DATASET EXTRACT:
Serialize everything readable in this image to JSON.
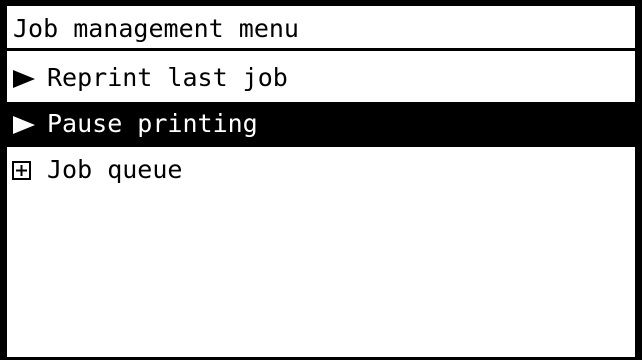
{
  "screen": {
    "title": "Job management menu"
  },
  "menu": {
    "items": [
      {
        "label": "Reprint last job",
        "icon": "arrow-right-icon",
        "selected": false
      },
      {
        "label": "Pause printing",
        "icon": "arrow-right-icon",
        "selected": true
      },
      {
        "label": "Job queue",
        "icon": "expand-plus-icon",
        "selected": false
      }
    ]
  },
  "colors": {
    "background": "#ffffff",
    "foreground": "#000000",
    "selection": "#000000"
  }
}
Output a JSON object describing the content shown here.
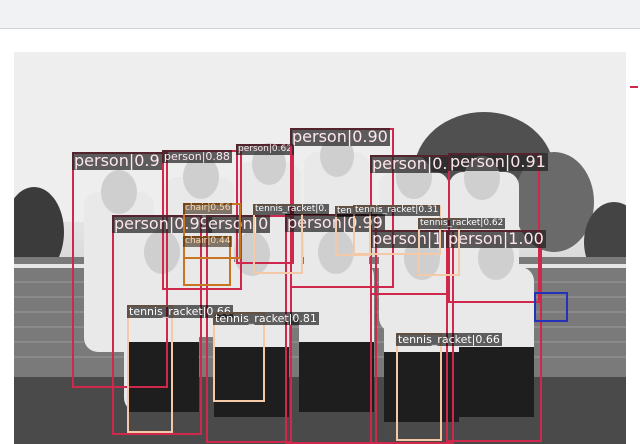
{
  "colors": {
    "person": "#d0284c",
    "tennis_racket": "#f4c9a8",
    "chair": "#c9741e",
    "other": "#2532b8"
  },
  "detections": [
    {
      "id": "p1",
      "text": "person|0.9",
      "cls": "person",
      "size": "lg"
    },
    {
      "id": "p2",
      "text": "person|0.88",
      "cls": "person",
      "size": "sm"
    },
    {
      "id": "p3",
      "text": "person|0.62",
      "cls": "person",
      "size": "xs"
    },
    {
      "id": "p4",
      "text": "person|0.90",
      "cls": "person",
      "size": "lg"
    },
    {
      "id": "p5",
      "text": "person|0.",
      "cls": "person",
      "size": "lg"
    },
    {
      "id": "p6",
      "text": "person|0.91",
      "cls": "person",
      "size": "lg"
    },
    {
      "id": "p7",
      "text": "person|0.99",
      "cls": "person",
      "size": "lg"
    },
    {
      "id": "p8",
      "text": "erson|0",
      "cls": "person",
      "size": "lg"
    },
    {
      "id": "p9",
      "text": "person|0.99",
      "cls": "person",
      "size": "lg"
    },
    {
      "id": "p10",
      "text": "person|1",
      "cls": "person",
      "size": "lg"
    },
    {
      "id": "p11",
      "text": "person|1.00",
      "cls": "person",
      "size": "lg"
    },
    {
      "id": "c1",
      "text": "chair|0.56",
      "cls": "chair",
      "size": "xs"
    },
    {
      "id": "c2",
      "text": "chair|0.44",
      "cls": "chair",
      "size": "xs"
    },
    {
      "id": "r1",
      "text": "tennis_racket|0.",
      "cls": "tennis_racket",
      "size": "xs"
    },
    {
      "id": "r2",
      "text": "ten",
      "cls": "tennis_racket",
      "size": "xs"
    },
    {
      "id": "r3",
      "text": "tennis_racket|0.31",
      "cls": "tennis_racket",
      "size": "xs"
    },
    {
      "id": "r4",
      "text": "tennis_racket|0.62",
      "cls": "tennis_racket",
      "size": "xs"
    },
    {
      "id": "r5",
      "text": "tennis_racket|0.66",
      "cls": "tennis_racket",
      "size": "sm"
    },
    {
      "id": "r6",
      "text": "tennis_racket|0.81",
      "cls": "tennis_racket",
      "size": "sm"
    },
    {
      "id": "r7",
      "text": "tennis_racket|0.66",
      "cls": "tennis_racket",
      "size": "sm"
    },
    {
      "id": "o1",
      "text": "",
      "cls": "other",
      "size": "xs"
    }
  ]
}
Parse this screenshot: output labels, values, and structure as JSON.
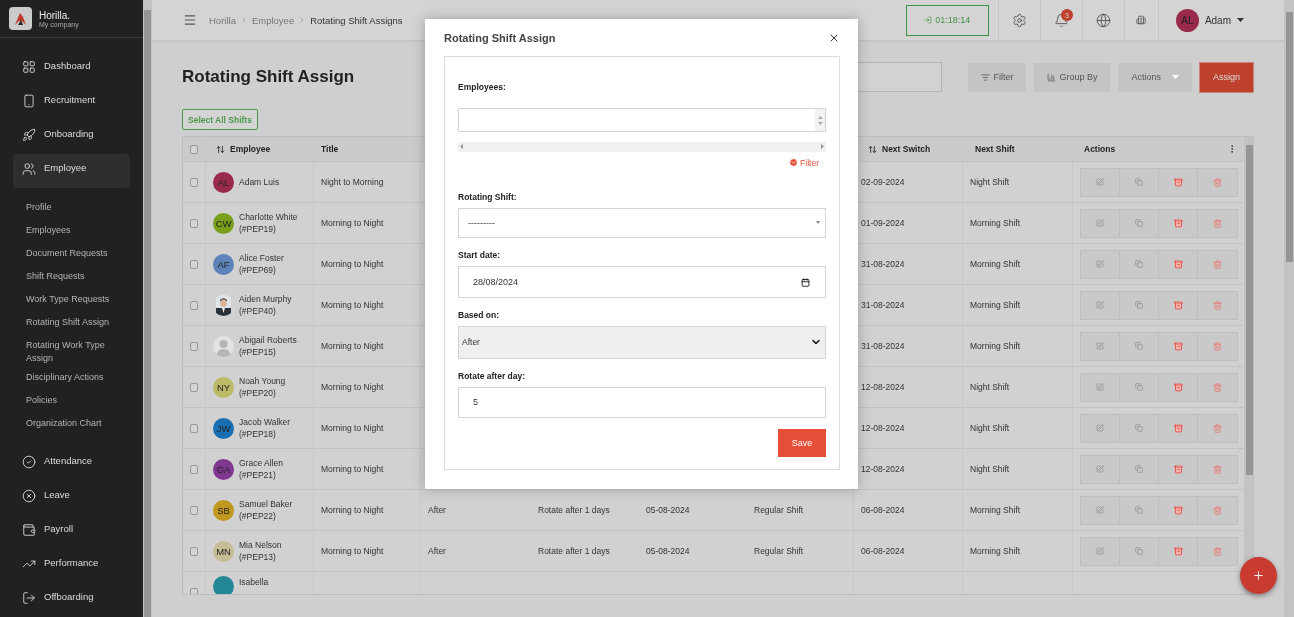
{
  "sidebar": {
    "brand": {
      "name": "Horilla.",
      "company": "My company"
    },
    "items": [
      {
        "label": "Dashboard",
        "selected": false
      },
      {
        "label": "Recruitment",
        "selected": false
      },
      {
        "label": "Onboarding",
        "selected": false
      },
      {
        "label": "Employee",
        "selected": true,
        "children": [
          "Profile",
          "Employees",
          "Document Requests",
          "Shift Requests",
          "Work Type Requests",
          "Rotating Shift Assign",
          "Rotating Work Type Assign",
          "Disciplinary Actions",
          "Policies",
          "Organization Chart"
        ]
      },
      {
        "label": "Attendance",
        "selected": false
      },
      {
        "label": "Leave",
        "selected": false
      },
      {
        "label": "Payroll",
        "selected": false
      },
      {
        "label": "Performance",
        "selected": false
      },
      {
        "label": "Offboarding",
        "selected": false
      }
    ]
  },
  "header": {
    "breadcrumb": [
      "Horilla",
      "Employee",
      "Rotating Shift Assigns"
    ],
    "timer": "01:18:14",
    "notification_count": "3",
    "user": {
      "initials": "AL",
      "name": "Adam",
      "color": "#992a4b"
    }
  },
  "page": {
    "title": "Rotating Shift Assign",
    "toolbar": [
      {
        "label": "Filter",
        "kind": "filter"
      },
      {
        "label": "Group By",
        "kind": "group"
      },
      {
        "label": "Actions",
        "kind": "dropdown"
      },
      {
        "label": "Assign",
        "kind": "primary"
      }
    ],
    "select_all": "Select All Shifts"
  },
  "table": {
    "header_checked": false,
    "columns": {
      "employee": {
        "label": "Employee",
        "sortable": true
      },
      "title": {
        "label": "Title",
        "sortable": false
      },
      "next_switch": {
        "label": "Next Switch",
        "sortable": true
      },
      "next_shift": {
        "label": "Next Shift",
        "sortable": false
      },
      "actions": {
        "label": "Actions"
      }
    },
    "rows": [
      {
        "name": "Adam Luis",
        "avatar": {
          "kind": "initials",
          "initials": "AL",
          "color": "#992a4b"
        },
        "title": "Night to Morning",
        "next_switch": "02-09-2024",
        "next_shift": "Night Shift",
        "checked": false
      },
      {
        "name": "Charlotte White",
        "code": "(#PEP19)",
        "avatar": {
          "kind": "initials",
          "initials": "CW",
          "color": "#7a9f1a"
        },
        "title": "Morning to Night",
        "next_switch": "01-09-2024",
        "next_shift": "Morning Shift",
        "checked": false
      },
      {
        "name": "Alice Foster",
        "code": "(#PEP69)",
        "avatar": {
          "kind": "initials",
          "initials": "AF",
          "color": "#5c84ba"
        },
        "title": "Morning to Night",
        "next_switch": "31-08-2024",
        "next_shift": "Morning Shift",
        "checked": false
      },
      {
        "name": "Aiden Murphy",
        "code": "(#PEP40)",
        "title": "Morning to Night",
        "next_switch": "31-08-2024",
        "next_shift": "Morning Shift",
        "checked": false
      },
      {
        "name": "Abigail Roberts",
        "code": "(#PEP15)",
        "avatar": {
          "kind": "silhouette"
        },
        "title": "Morning to Night",
        "next_switch": "31-08-2024",
        "next_shift": "Morning Shift",
        "checked": false
      },
      {
        "name": "Noah Young",
        "code": "(#PEP20)",
        "avatar": {
          "kind": "initials",
          "initials": "NY",
          "color": "#bcb967"
        },
        "title": "Morning to Night",
        "next_switch": "12-08-2024",
        "next_shift": "Night Shift",
        "checked": false
      },
      {
        "name": "Jacob Walker",
        "code": "(#PEP18)",
        "avatar": {
          "kind": "initials",
          "initials": "JW",
          "color": "#1a6fb2"
        },
        "title": "Morning to Night",
        "next_switch": "12-08-2024",
        "next_shift": "Night Shift",
        "checked": false
      },
      {
        "name": "Grace Allen",
        "code": "(#PEP21)",
        "avatar": {
          "kind": "initials",
          "initials": "GA",
          "color": "#80378f"
        },
        "title": "Morning to Night",
        "next_switch": "12-08-2024",
        "next_shift": "Night Shift",
        "checked": false
      },
      {
        "name": "Samuel Baker",
        "code": "(#PEP22)",
        "avatar": {
          "kind": "initials",
          "initials": "SB",
          "color": "#c1981f"
        },
        "title": "Morning to Night",
        "column_3": "After",
        "column_4": "Rotate after 1 days",
        "column_5": "05-08-2024",
        "column_6": "Regular Shift",
        "next_switch": "06-08-2024",
        "next_shift": "Morning Shift",
        "checked": false
      },
      {
        "name": "Mia Nelson",
        "code": "(#PEP13)",
        "avatar": {
          "kind": "initials",
          "initials": "MN",
          "color": "#c5bd95"
        },
        "title": "Morning to Night",
        "column_3": "After",
        "column_4": "Rotate after 1 days",
        "column_5": "05-08-2024",
        "column_6": "Regular Shift",
        "next_switch": "06-08-2024",
        "next_shift": "Morning Shift",
        "checked": false
      },
      {
        "name": "Isabella",
        "avatar": {
          "kind": "initials",
          "color": "#238796"
        },
        "checked": false
      }
    ]
  },
  "modal": {
    "title": "Rotating Shift Assign",
    "filter_link": "Filter",
    "fields": [
      {
        "kind": "multiselect",
        "label": "Employees:"
      },
      {
        "kind": "select",
        "label": "Rotating Shift:",
        "value": "---------"
      },
      {
        "kind": "date",
        "label": "Start date:",
        "value": "28/08/2024"
      },
      {
        "kind": "native_select",
        "label": "Based on:",
        "value": "After"
      },
      {
        "kind": "number",
        "label": "Rotate after day:",
        "value": "5"
      }
    ],
    "save": "Save"
  }
}
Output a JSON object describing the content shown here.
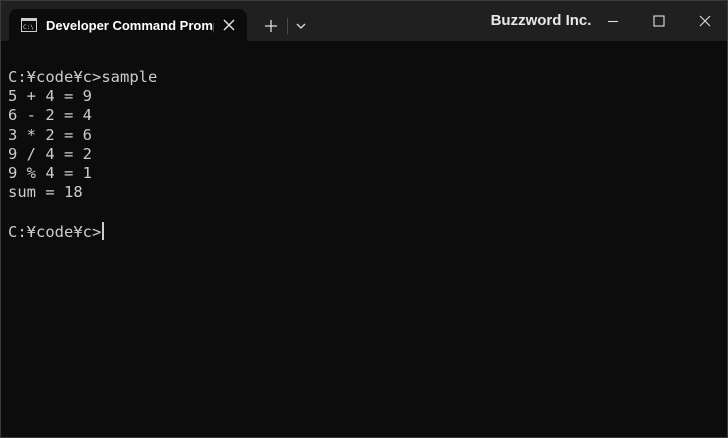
{
  "tab": {
    "icon": "cmd-terminal-icon",
    "title": "Developer Command Prompt"
  },
  "titlebar": {
    "brand": "Buzzword Inc.",
    "new_tab_icon": "plus-icon",
    "dropdown_icon": "chevron-down-icon",
    "minimize_icon": "minimize-icon",
    "maximize_icon": "maximize-icon",
    "close_icon": "close-icon"
  },
  "terminal": {
    "lines": [
      "C:¥code¥c>sample",
      "5 + 4 = 9",
      "6 - 2 = 4",
      "3 * 2 = 6",
      "9 / 4 = 2",
      "9 % 4 = 1",
      "sum = 18",
      "",
      "C:¥code¥c>"
    ]
  },
  "colors": {
    "terminal_bg": "#0c0c0c",
    "titlebar_bg": "#202020",
    "text": "#cccccc"
  }
}
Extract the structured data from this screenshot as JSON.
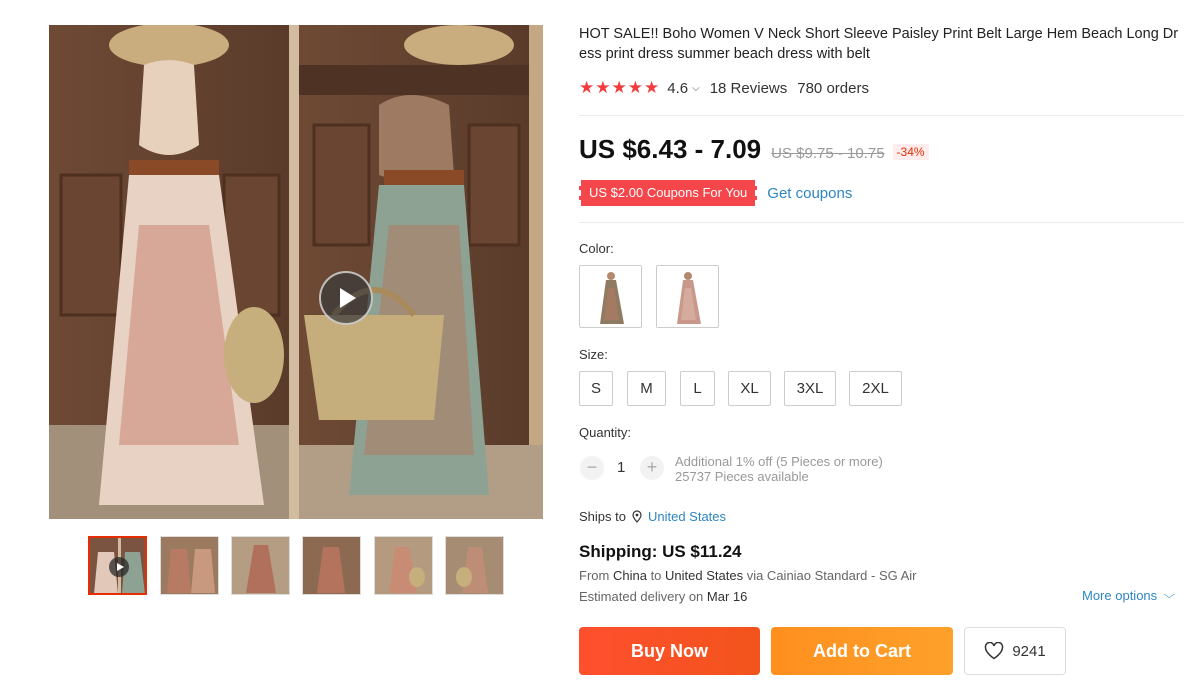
{
  "gallery": {
    "thumbnail_count": 6,
    "active_thumbnail": 0,
    "has_video": true
  },
  "product": {
    "title": "HOT SALE!! Boho Women V Neck Short Sleeve Paisley Print Belt Large Hem Beach Long Dress print dress summer beach dress with belt",
    "rating": "4.6",
    "stars": 5,
    "reviews": "18 Reviews",
    "orders": "780 orders",
    "price": "US $6.43 - 7.09",
    "original_price": "US $9.75 - 10.75",
    "discount": "-34%",
    "coupon_label": "US $2.00 Coupons For You",
    "get_coupons": "Get coupons"
  },
  "options": {
    "color_label": "Color:",
    "size_label": "Size:",
    "sizes": [
      "S",
      "M",
      "L",
      "XL",
      "3XL",
      "2XL"
    ],
    "quantity_label": "Quantity:",
    "quantity": "1",
    "qty_minus": "−",
    "qty_plus": "+",
    "bulk_note": "Additional 1% off (5 Pieces or more)",
    "available": "25737 Pieces available"
  },
  "shipping": {
    "ships_to_label": "Ships to",
    "ships_to_country": "United States",
    "title": "Shipping: US $11.24",
    "from_prefix": "From",
    "from_country": "China",
    "to_word": "to",
    "to_country": "United States",
    "via_text": "via Cainiao Standard - SG Air",
    "delivery_prefix": "Estimated delivery on",
    "delivery_date": "Mar 16",
    "more_options": "More options"
  },
  "actions": {
    "buy_now": "Buy Now",
    "add_to_cart": "Add to Cart",
    "wishlist_count": "9241"
  },
  "colors": {
    "star": "#f03e3e",
    "link": "#2e86c1",
    "buy_now": "#f2541c",
    "add_to_cart": "#fd9a26",
    "coupon": "#f5474b",
    "active_thumb_border": "#e62e04"
  },
  "icons": {
    "play": "play-icon",
    "pin": "location-pin-icon",
    "heart": "heart-icon",
    "chevron": "chevron-down-icon"
  }
}
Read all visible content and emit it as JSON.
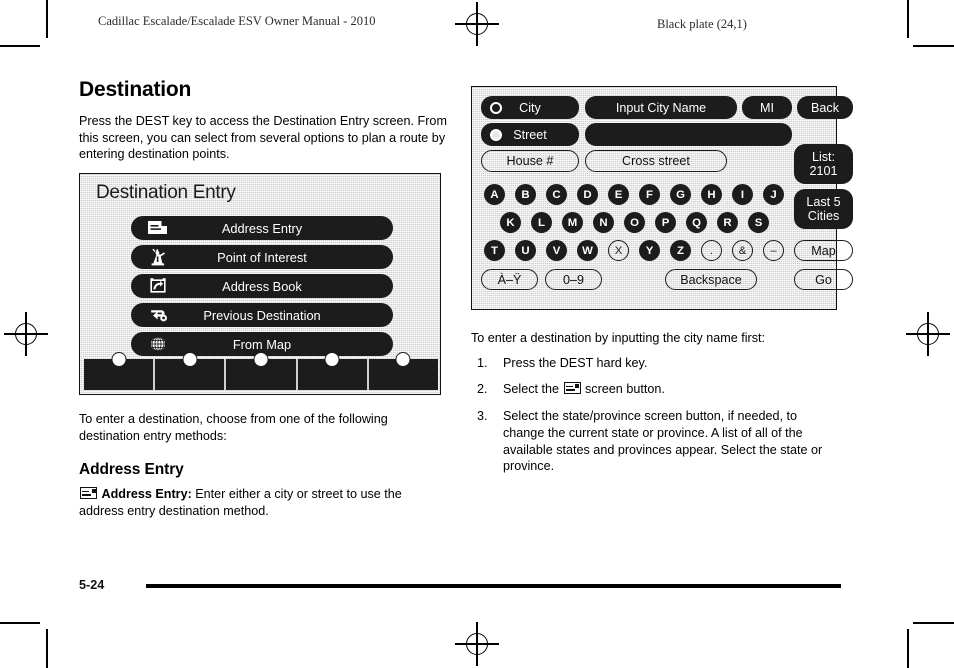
{
  "header": {
    "left_running_head": "Cadillac Escalade/Escalade ESV Owner Manual - 2010",
    "right_running_head": "Black plate (24,1)"
  },
  "footer": {
    "page_number": "5-24"
  },
  "left_column": {
    "heading": "Destination",
    "intro": "Press the DEST key to access the Destination Entry screen. From this screen, you can select from several options to plan a route by entering destination points.",
    "after_figure": "To enter a destination, choose from one of the following destination entry methods:",
    "subheading": "Address Entry",
    "address_entry_bold": "Address Entry:",
    "address_entry_text": " Enter either a city or street to use the address entry destination method."
  },
  "figure_destination_entry": {
    "title": "Destination Entry",
    "menu_items": [
      {
        "label": "Address Entry",
        "icon": "address-card-icon"
      },
      {
        "label": "Point of Interest",
        "icon": "statue-of-liberty-icon"
      },
      {
        "label": "Address Book",
        "icon": "open-book-icon"
      },
      {
        "label": "Previous Destination",
        "icon": "return-arrow-icon"
      },
      {
        "label": "From Map",
        "icon": "globe-icon"
      }
    ],
    "bottom_soft_keys": [
      "",
      "",
      "",
      "",
      ""
    ]
  },
  "figure_city_input": {
    "city_label": "City",
    "city_field_value": "Input City Name",
    "state_button": "MI",
    "back_button": "Back",
    "street_label": "Street",
    "street_field_value": "",
    "house_number_button": "House #",
    "cross_street_button": "Cross street",
    "list_button_line1": "List:",
    "list_button_line2": "2101",
    "last5_line1": "Last 5",
    "last5_line2": "Cities",
    "keyboard_row1": [
      "A",
      "B",
      "C",
      "D",
      "E",
      "F",
      "G",
      "H",
      "I",
      "J"
    ],
    "keyboard_row2": [
      "K",
      "L",
      "M",
      "N",
      "O",
      "P",
      "Q",
      "R",
      "S"
    ],
    "keyboard_row3": [
      "T",
      "U",
      "V",
      "W",
      "X",
      "Y",
      "Z"
    ],
    "symbol_keys": [
      ".",
      "&",
      "–"
    ],
    "disabled_letter": "X",
    "accent_button": "À–Ÿ",
    "numeric_button": "0–9",
    "backspace_button": "Backspace",
    "map_button": "Map",
    "go_button": "Go"
  },
  "right_column": {
    "intro": "To enter a destination by inputting the city name first:",
    "steps": [
      {
        "num": "1.",
        "text_before": "Press the DEST hard key.",
        "icon": "",
        "text_after": ""
      },
      {
        "num": "2.",
        "text_before": "Select the ",
        "icon": "address-card-icon",
        "text_after": " screen button."
      },
      {
        "num": "3.",
        "text_before": "Select the state/province screen button, if needed, to change the current state or province. A list of all of the available states and provinces appear. Select the state or province.",
        "icon": "",
        "text_after": ""
      }
    ]
  },
  "colors": {
    "ink": "#000000",
    "screen_bg": "#cfcfcf",
    "button_fill": "#1c1c1c"
  }
}
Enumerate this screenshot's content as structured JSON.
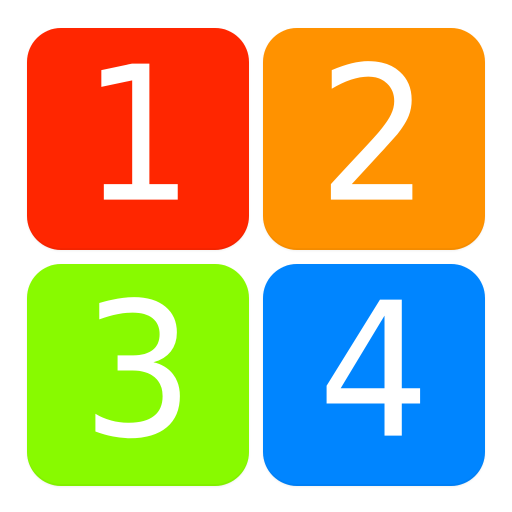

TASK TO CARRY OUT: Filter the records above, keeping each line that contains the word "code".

REPLY TO THE TASK:
        "code": "(#PEP19)",
        "code": "(#PEP69)",
        "code": "(#PEP40)",
        "code": "(#PEP15)",
        "code": "(#PEP20)",
        "code": "(#PEP18)",
        "code": "(#PEP21)",
        "code": "(#PEP22)",
        "code": "(#PEP13)",
      "C:¥code¥c>sample",
      "C:¥code¥c>"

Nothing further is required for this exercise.